Iran officially claims to have documented 83,505 cases of Chinese coronavirus nationwide and 5,209 deaths. Hashemi joins a growing chorus of local officials who have cast doubt on the official statistics, in part by noting that adding up the number of cases and deaths reported by the most affected cities yield significantly more cases than the total the Health Ministry reports regularly. The Iranian dissident group the National Council of Resistance of Iran (NCRI) has been using sources on the ground since the outbreak in the country began to keep its own, separate tally of coronavirus deaths and found on Sunday that the real death toll is likely as much as six times higher than official estimates.
As of April 19, the NCRI claims to have confirmed 32,200 deaths nationwide. Unlike the Iranian regime, the NCRI has posted numbers from Iran and Qom, estimating that the death toll in Tehran is 5,350 people, higher than Iran’s claimed national death toll. In Qom, NCRI has documented 2,990 deaths.
NCRI translated more of Hashemi’s remarks from Sunday’s meeting, reporting that he expressed concern on the part of the entire city council regarding “the normalization of the coronavirus situation based on the official stats provided by the Health Ministry. Regretfully, these concerns have not been met with kind responses by the spokesperson of the Health Ministry.”
“The assessment of the Parliamentary Research Center and the opinion of experts indicate that the country’s coronavirus cases are much more numerous than the officially declared figure,” NCRI quoted Hashemi as saying. “The difference is due to different factors, including delays in declaring the start of the coronavirus outbreak and not calculating prior cases, insufficient testing and declaring other types of diseases such as respiratory disease and corona-like illness.”
Local officials have not been alone in questioning Tehran. One Health Ministry spokesman, Kianush Jahanpur, has repeatedly cast doubt not only on Iran’s official coronavirus statistics, but on those of close ally China. In late March, Jahanpur revealed that “every 10 minutes one person dies from the coronavirus and some 50 people become infected with the virus every hour in Iran,” an unsustainable death rate if the official statistics from his ministry were correct. Jahanpur had previously criticized the Islamic Revolutionary Guard Corps (IRGC), a terrorist wing of the Iranian military tasked with nationwide coronavirus response, for holding a funeral for one of its members that attracted thousands of people.
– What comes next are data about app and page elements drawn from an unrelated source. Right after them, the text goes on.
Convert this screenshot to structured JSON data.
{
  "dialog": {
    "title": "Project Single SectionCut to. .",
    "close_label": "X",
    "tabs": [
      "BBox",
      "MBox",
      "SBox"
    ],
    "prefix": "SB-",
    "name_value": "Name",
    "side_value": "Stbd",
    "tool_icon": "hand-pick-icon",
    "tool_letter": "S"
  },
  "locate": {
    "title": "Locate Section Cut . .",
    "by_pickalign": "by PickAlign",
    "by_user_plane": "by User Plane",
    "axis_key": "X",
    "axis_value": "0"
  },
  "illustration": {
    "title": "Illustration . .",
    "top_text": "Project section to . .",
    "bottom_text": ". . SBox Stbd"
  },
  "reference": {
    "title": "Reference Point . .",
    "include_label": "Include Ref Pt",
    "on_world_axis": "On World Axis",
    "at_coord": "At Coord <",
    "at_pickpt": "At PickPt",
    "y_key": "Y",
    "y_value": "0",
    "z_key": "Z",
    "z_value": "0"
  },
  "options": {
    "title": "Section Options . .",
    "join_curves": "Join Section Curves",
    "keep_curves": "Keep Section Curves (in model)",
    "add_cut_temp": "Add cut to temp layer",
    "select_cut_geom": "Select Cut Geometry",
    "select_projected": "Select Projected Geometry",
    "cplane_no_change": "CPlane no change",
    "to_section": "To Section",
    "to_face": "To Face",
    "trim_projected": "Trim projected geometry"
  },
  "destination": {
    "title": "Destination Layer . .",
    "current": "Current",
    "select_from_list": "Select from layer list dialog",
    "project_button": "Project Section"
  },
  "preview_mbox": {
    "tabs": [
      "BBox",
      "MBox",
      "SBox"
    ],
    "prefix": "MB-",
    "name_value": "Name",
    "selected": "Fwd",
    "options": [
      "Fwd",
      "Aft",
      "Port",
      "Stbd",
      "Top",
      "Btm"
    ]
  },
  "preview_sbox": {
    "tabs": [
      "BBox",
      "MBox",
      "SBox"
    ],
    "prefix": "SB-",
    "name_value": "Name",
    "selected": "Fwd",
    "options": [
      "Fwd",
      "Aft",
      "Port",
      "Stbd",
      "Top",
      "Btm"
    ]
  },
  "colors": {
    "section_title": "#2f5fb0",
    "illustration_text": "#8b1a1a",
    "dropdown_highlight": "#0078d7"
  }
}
As for China’s statistics, widely derided in the free world as impossibly low given the number of sets of remains at funeral homes in affected areas like Wuhan, Jahanpur called them a “bitter joke” in early April.
Iran also appeared to have allowed several media outlets to question its numbers before officials at the Health Ministry attacked China, a pivot in its coronavirus response.
For the most part, the national response to coronavirus has been in the hands of the IRGC. Despite being a U.S.-designated terrorist organization typically tasked with repressing dissidents and acts of terrorism in neighboring countries, the Islamic regime claimed that the IRGC was working on a vaccine against the Chinese coronavirus in the early days of the outbreak. Last week, the commander of the IRGC, Hossein Salami, claimed the terrorist group had created a “”magnetic bipolar coronavirus remote detector,” the first device of its kind in the world to identify viruses. Observers noted that the device featured in state media appeared to be a fake device previously sold as a scam to detect bombs.
The Iranian government also fought the Chinese coronavirus by holding a cartoon contest that received several anti-semitic submissions. Iranian officials have called the virus a “Zionist” weapon.
Last week, Tehran officials revealed that they had begun digging mass graves for 10,000 people, double the number of people the Islamic regime claimed had died of the virus in the entire country.